(TASK INSTRUCTIONS) In the response, each entry below should appear again exactly as given.

(EXCERPTED DATA Opens)

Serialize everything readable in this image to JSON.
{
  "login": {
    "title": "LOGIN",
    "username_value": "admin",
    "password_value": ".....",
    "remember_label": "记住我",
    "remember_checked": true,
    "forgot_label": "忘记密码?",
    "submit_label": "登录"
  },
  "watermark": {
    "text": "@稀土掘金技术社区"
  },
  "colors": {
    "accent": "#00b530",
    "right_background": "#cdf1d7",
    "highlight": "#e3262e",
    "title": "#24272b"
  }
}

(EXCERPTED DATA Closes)

(TASK SOLUTION)
Serialize everything readable in this image to JSON.
{
  "login": {
    "title": "LOGIN",
    "username_value": "admin",
    "password_value": ".....",
    "remember_label": "记住我",
    "remember_checked": true,
    "forgot_label": "忘记密码?",
    "submit_label": "登录"
  },
  "watermark": {
    "text": "@稀土掘金技术社区"
  },
  "colors": {
    "accent": "#00b530",
    "right_background": "#cdf1d7",
    "highlight": "#e3262e",
    "title": "#24272b"
  }
}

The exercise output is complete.